“There are echoes of Joyce and Eliot, but also of Flaubert. . . . Umbrella is a complexly textured, conceptually forbidding thesis about the modern, its art and their discontents. This being Self, though, there is also a great deal of humor, much of it to do with the dismal, drugged, inhuman pass to which Busner’s patients have come after decades in their psychiatric ‘jail within a jail.’” —New Statesman

“A surprisingly moving story of common people crushed by the state.” —Metro

“What Self most brilliantly does is to construct a world antic with new technologies (many of them as bogus as the robotic huckster Enigmarelle) but a world in which the most prolific industrial commodity is that formerly artisanal and lovingly crafted thing degraded by mass production and mass consumption: the human self.” —The Herald

“A work of unparalleled audacity, originality and utter perplexity . . . there are delightful tricks of language and linguistic acrobatics that take the reader by surprise.” —Irish Times

“Not only was Self the man for the job—writing this all-consuming, challenging book was probably something he could not help doing. . . . It is almost as if the book, fighting restrictive conventions, transcends its own, and its author’s, limits—physical, gender, literary—and opens up as a new structure, one of those ‘delicate and airy things’ whose ‘struts snap’ and ‘covers tear.’ It—he, she—may not be big enough to protect the whole of contemporary fiction from the elements, but is highly suitable for personal use.” —3:AM Magazine

“You have to salute Self’s determination to challenge literature’s conventions so boldly.” —The List

“Will Self belongs in the company of Nabokov, Pynchon, William Gaddis, and Don DeLillo.” —The New York Times Book Review

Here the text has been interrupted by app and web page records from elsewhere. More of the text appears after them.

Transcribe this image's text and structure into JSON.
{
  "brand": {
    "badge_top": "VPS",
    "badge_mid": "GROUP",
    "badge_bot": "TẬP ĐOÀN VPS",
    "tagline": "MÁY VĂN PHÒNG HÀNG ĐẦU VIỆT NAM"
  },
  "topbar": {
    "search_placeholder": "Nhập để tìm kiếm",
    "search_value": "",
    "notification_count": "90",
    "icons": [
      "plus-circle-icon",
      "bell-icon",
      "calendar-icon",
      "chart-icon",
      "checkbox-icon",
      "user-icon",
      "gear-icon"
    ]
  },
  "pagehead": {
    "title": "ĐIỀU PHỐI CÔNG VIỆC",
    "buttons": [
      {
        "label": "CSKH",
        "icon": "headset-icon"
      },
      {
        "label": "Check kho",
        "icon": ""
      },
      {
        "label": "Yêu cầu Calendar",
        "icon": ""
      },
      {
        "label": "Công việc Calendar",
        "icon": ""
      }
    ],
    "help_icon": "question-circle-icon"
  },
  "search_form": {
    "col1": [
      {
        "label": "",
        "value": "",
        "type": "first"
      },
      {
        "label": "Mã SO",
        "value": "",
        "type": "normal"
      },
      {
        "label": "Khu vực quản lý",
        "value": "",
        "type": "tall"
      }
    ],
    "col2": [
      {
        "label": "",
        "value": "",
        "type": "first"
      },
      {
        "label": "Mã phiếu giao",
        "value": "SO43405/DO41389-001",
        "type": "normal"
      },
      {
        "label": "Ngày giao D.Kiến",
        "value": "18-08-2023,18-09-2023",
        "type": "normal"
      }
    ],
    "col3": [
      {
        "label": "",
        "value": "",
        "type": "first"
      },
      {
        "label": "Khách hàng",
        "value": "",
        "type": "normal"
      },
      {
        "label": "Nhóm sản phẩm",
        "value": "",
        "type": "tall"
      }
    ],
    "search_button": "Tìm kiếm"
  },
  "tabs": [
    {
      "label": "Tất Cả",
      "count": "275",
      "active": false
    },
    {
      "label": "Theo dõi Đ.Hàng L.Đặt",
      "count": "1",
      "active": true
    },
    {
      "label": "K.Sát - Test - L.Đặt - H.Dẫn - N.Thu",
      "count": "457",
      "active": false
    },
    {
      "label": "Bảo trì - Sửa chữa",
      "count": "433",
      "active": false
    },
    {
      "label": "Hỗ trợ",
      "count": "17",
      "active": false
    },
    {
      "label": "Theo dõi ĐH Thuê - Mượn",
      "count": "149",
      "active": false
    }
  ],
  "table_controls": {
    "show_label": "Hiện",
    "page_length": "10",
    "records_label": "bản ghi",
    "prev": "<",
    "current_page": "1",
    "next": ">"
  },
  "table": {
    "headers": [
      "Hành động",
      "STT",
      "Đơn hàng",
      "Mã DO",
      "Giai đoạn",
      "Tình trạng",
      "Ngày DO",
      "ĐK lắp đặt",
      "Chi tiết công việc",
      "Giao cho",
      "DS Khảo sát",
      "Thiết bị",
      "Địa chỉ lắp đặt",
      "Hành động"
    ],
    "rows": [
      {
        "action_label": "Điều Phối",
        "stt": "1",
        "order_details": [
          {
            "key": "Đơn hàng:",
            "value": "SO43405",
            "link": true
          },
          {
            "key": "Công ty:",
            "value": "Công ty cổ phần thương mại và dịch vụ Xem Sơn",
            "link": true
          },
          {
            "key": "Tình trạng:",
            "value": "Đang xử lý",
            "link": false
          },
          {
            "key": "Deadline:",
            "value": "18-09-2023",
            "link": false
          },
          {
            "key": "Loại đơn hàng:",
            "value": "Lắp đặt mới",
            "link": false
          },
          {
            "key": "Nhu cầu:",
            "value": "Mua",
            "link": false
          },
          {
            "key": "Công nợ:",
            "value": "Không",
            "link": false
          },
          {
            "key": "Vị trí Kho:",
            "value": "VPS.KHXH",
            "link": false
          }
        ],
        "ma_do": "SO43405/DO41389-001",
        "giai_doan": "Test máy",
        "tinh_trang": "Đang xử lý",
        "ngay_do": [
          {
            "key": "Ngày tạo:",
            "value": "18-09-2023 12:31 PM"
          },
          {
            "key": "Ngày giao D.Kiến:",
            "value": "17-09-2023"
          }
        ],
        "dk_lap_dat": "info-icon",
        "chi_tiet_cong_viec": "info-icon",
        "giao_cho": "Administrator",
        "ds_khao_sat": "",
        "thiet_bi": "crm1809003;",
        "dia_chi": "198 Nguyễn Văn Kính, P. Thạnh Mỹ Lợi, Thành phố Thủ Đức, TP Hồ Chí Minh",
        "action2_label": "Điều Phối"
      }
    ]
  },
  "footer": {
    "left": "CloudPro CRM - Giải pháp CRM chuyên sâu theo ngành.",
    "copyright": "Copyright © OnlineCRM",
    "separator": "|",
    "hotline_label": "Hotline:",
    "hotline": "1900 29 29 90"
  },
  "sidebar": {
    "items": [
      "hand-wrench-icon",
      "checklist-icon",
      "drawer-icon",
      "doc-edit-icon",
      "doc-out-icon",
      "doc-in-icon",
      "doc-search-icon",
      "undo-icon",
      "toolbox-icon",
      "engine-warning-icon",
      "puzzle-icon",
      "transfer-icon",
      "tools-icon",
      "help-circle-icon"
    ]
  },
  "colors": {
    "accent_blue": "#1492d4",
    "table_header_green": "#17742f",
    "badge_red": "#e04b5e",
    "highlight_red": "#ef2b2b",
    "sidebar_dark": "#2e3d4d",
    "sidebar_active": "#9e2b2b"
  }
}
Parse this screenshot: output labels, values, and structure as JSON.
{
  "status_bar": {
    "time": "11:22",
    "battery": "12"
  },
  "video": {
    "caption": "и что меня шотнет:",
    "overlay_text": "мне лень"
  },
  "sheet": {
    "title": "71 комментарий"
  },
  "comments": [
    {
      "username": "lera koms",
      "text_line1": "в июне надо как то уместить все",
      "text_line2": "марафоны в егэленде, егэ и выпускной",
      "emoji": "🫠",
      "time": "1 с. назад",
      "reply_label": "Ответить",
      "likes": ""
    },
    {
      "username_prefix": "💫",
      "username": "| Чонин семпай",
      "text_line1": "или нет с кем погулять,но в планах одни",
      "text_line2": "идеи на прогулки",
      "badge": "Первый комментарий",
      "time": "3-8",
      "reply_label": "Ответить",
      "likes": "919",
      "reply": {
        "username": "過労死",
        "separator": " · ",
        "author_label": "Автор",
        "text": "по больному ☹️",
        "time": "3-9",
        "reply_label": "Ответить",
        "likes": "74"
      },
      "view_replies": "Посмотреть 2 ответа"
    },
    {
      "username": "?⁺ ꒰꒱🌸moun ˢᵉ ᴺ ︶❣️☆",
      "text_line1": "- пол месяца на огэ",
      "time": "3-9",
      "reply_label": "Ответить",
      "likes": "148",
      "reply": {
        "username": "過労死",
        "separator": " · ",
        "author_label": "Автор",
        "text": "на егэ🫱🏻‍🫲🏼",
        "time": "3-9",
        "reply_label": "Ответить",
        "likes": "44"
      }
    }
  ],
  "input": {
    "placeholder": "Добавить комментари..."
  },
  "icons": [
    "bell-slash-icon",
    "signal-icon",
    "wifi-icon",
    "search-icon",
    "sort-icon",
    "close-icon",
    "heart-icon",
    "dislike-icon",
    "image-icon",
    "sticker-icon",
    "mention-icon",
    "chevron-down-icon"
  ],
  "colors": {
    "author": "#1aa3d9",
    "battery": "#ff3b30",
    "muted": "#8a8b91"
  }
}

“A brilliant, beautiful, hypnotic, and haunting novel. . . begins as hard-bitten satire but gradually achieves an even harder-won humane tenderness. . . . Self discovers a poetic vibrancy and an emotional conviction that far surpass anything in his previous work. . . . Umbrella is not just a revisiting of modernism—it is a reflection on the modern condition itself. . . . [it] shuffles past and present with such mesmerizing rhythm that the distinction between them ceases to matter. Memory acquires the force of reality. The world inside Audrey’s head becomes immensely precious, restoring to her life the richness and dignity it had been so cruelly denied. Writers, too, as Self so wonderfully proves, can awaken the half-dead and reanimate that which has been sunk in oblivion.” —Finlan O’Toole, The New York Review of Books

“An intricate and ambitious novel .” —Washington Independent Review of Books


Shortlisted for the 2012 Man Booker Prize
A Flavorwire Top 10 “Must Read” for December 2012
A New York Times Editor’s Choice


Along comes Zachary . . . the corridor is narrow–ten feet at most–yet none of the human traffic thus far has detained him until now–when he is fixated by one transfixed. It is a patient–a woman, an old woman . . . a very old woman, so bentso kyphotic, that upside down she faces the sagging acrylic belly of her own cardigan and vigorously assents to it. This is all that Busner can see: the back of her nodding-dog head, the whitish hair draggling away from two bald patches—one at the crown, the second a band across the rear of her cranium. At once, he thinks of twitchers he has seen on his chronic ward, screwing their heads into the angle between the headrest and the back of their allotted armchair–twitchers, wearing themselves away as opportunity hammers away at the inside of the television screen and applause comes in monotonous waves. She is at once a long way off and close enough for him to manhandle.

After the eruptions—and there are many lifetimes of afterwards—it settled down on him, an understanding soft and ashy, that all the important relationships in his life—with his Uncle Maurice, with Alkan, with Sikorski and the other Quantity Theorists, with his wives—definitely with his children–were like this: fondling familiar, their breath in my nostrils caries-sweet, sugar-sour—yet also radiophonically remote, their voices bleeping and blooping across the lightyears.